Haythornthwaite – perturbed over “campaigning” journalism, but not about his company’s activities
Haythornthwaite is also the Chairman of the UK energy giant Centrica. We asked if he knew of PetroSaudi’s letter claiming that it owns Good Star and if he had authorised the company to make such a claim?
Replying personally, Haythornthwaite expressed “considerable concern” about “questionable” activities.
However, he made clear that it was not any irregularities on the part of his own company that has caused his concerns, but rather his view that Sarawak Report is “active” and “campaigning” and a “blogger” “rather than an objective journalist with a desire to understand the full facts behind the matter”. It was Sarawak Report’s activities which he chose to describe as questionable, rather than PetroSaudi’s:
“Therefore, even if I were to be in possession of information relevant to your query, I would be unwilling to assist you in your questionable activities” Mr Haythornthwaite concluded.
We have suggested to Mr Haythornthwaite that rather than attempting to belittle journalists, he should bring whatever relevant information he does possess immediately to the British, Swiss and US authorities, who are investigating the money trail from 1MDB …. before they come to him.
And we offer readers of Sarawak Report Mr Haythornthwaite’s email address, so that they can let him know that this blog is not alone in its concerns over what happened at this company under his watch and that it is to add insult to injury to trivialise and ignore the theft of billions from Malaysia’s development fund.
Read his full email in which Haythornthwaite complains of “fundamental factual errors” by Sarawak Report in that we addressed him with the title of Chairman instead of President:
RBS Coutts – the Good Star connection
The new information from Good Star’s incorporation documents raises further questions about the role of another doyenne of the British establishment, the private bank RBS Coutts in the 1MDB scandal.
It was Coutts, which originally received the US$700 million into its Zurich branch from 1MDB, without apparently establishing proof over the claims of beneficial ownership of Good Star.
It is a basic due diligence requirement than banks should know their customers and ensure that large sums are not being transferred by politically exposed persons in particular, like Jho Low.
However, the documentation from the Seychelles has now revealed that the information about Jho’s beneficial ownership of Good Star was available to Coutts after all. Because Coutts was listed as being Good Star’s banker at the time it was incorporated, just weeks before the 1MDB heist in May.

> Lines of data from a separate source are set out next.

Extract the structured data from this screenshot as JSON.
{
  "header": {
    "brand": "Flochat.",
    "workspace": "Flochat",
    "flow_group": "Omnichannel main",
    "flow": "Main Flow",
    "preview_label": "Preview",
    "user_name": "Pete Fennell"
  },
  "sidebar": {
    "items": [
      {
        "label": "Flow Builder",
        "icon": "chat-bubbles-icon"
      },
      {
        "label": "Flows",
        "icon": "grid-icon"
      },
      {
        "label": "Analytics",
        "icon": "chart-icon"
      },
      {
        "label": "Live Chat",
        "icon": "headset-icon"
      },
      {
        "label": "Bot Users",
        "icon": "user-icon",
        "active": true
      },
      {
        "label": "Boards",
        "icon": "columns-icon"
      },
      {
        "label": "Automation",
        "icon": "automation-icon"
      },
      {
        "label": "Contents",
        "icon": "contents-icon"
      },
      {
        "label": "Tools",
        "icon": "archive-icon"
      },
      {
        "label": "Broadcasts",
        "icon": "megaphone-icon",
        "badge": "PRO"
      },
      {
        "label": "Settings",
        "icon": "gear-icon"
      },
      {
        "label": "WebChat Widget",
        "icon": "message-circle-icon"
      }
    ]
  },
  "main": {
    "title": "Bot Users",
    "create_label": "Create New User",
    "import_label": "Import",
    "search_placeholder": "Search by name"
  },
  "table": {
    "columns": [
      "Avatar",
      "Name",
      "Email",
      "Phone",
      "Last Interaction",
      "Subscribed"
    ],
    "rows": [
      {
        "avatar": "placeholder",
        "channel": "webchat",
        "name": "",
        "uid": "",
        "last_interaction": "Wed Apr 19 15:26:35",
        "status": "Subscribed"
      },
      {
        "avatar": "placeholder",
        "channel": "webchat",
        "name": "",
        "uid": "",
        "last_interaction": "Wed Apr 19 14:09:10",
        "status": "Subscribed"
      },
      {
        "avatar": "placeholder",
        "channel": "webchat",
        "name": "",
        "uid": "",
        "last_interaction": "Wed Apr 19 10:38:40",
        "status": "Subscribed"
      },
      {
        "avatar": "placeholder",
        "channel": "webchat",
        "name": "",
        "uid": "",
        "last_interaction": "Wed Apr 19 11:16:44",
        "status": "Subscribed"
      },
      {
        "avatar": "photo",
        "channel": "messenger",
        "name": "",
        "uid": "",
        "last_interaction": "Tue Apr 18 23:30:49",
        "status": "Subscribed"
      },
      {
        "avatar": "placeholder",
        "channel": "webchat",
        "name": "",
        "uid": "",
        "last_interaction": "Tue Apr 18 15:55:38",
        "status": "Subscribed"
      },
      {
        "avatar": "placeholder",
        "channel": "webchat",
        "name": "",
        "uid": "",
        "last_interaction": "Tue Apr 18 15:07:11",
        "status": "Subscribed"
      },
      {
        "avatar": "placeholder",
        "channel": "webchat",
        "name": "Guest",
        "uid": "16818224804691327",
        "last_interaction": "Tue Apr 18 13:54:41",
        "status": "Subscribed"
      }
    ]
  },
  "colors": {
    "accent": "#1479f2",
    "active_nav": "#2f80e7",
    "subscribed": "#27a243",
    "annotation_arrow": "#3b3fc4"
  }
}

The records in the Seychelles register cite Coutts & Co Limited (Singapore Branch) as the named principle client of Good Star, implying that officials at the bank were involved in setting up the company and must have been aware that Jho Low was the beneficial owner of the company after all.
There should have been no confusion at the sister branch in Zurich about the beneficial owner of Good Star in this case, meaning they ought to have realised that Jho Low was a politically connected person in Malaysia at the highest level and also that this account was not related to the 1MDB joint venture as claimed.
This latest discovery places the Singapore Merchant Bank Branch of Coutts, based at One Raffles Quay at the centre of the enquiries into how this money went missing from 1MDB. Yet again, private banks appear to have worked hand in glove with off-shore havens and the UK based incoporation agency (Offshore Incorporations Limited) to assist the transfers of enormous sums of money of dubious origin linked to Malaysia’s 1MDB scandal.
The unravelling of this cover up has come a long way since the denials by Jho Low and Najib Razak at the start of 2015 that either of them had any direct involvement at all in the fund and its massive transfers of cash.